What is required >>
Print the entries below in their entirety, exactly as they are written.

===============

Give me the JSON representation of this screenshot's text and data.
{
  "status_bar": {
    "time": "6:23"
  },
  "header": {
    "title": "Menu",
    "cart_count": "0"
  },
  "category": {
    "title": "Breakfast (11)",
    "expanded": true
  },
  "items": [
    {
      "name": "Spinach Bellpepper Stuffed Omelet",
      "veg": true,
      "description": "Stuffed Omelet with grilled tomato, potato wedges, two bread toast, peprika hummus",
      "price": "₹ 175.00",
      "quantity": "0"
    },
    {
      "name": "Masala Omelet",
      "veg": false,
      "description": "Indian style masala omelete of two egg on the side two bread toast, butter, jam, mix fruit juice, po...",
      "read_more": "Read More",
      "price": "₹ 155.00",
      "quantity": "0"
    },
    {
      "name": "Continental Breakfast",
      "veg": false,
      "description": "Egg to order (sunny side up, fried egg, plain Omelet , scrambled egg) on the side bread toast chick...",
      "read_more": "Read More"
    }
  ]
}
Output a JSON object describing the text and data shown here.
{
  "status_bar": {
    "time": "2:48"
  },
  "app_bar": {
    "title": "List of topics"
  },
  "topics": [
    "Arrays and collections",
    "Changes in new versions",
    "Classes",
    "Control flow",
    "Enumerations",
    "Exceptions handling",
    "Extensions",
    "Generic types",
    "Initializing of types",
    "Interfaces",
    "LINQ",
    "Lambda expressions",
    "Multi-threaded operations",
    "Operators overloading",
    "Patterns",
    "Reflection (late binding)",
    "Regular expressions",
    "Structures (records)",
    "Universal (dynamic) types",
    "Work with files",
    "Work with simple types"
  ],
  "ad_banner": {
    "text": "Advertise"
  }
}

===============

Exercise output >>
Give me the JSON representation of this screenshot's text and data.
{
  "status_bar": {
    "time": "6:23"
  },
  "header": {
    "title": "Menu",
    "cart_count": "0"
  },
  "category": {
    "title": "Breakfast (11)",
    "expanded": true
  },
  "items": [
    {
      "name": "Spinach Bellpepper Stuffed Omelet",
      "veg": true,
      "description": "Stuffed Omelet with grilled tomato, potato wedges, two bread toast, peprika hummus",
      "price": "₹ 175.00",
      "quantity": "0"
    },
    {
      "name": "Masala Omelet",
      "veg": false,
      "description": "Indian style masala omelete of two egg on the side two bread toast, butter, jam, mix fruit juice, po...",
      "read_more": "Read More",
      "price": "₹ 155.00",
      "quantity": "0"
    },
    {
      "name": "Continental Breakfast",
      "veg": false,
      "description": "Egg to order (sunny side up, fried egg, plain Omelet , scrambled egg) on the side bread toast chick...",
      "read_more": "Read More"
    }
  ]
}
Output a JSON object describing the text and data shown here.
{
  "status_bar": {
    "time": "2:48"
  },
  "app_bar": {
    "title": "List of topics"
  },
  "topics": [
    "Arrays and collections",
    "Changes in new versions",
    "Classes",
    "Control flow",
    "Enumerations",
    "Exceptions handling",
    "Extensions",
    "Generic types",
    "Initializing of types",
    "Interfaces",
    "LINQ",
    "Lambda expressions",
    "Multi-threaded operations",
    "Operators overloading",
    "Patterns",
    "Reflection (late binding)",
    "Regular expressions",
    "Structures (records)",
    "Universal (dynamic) types",
    "Work with files",
    "Work with simple types"
  ],
  "ad_banner": {
    "text": "Advertise"
  }
}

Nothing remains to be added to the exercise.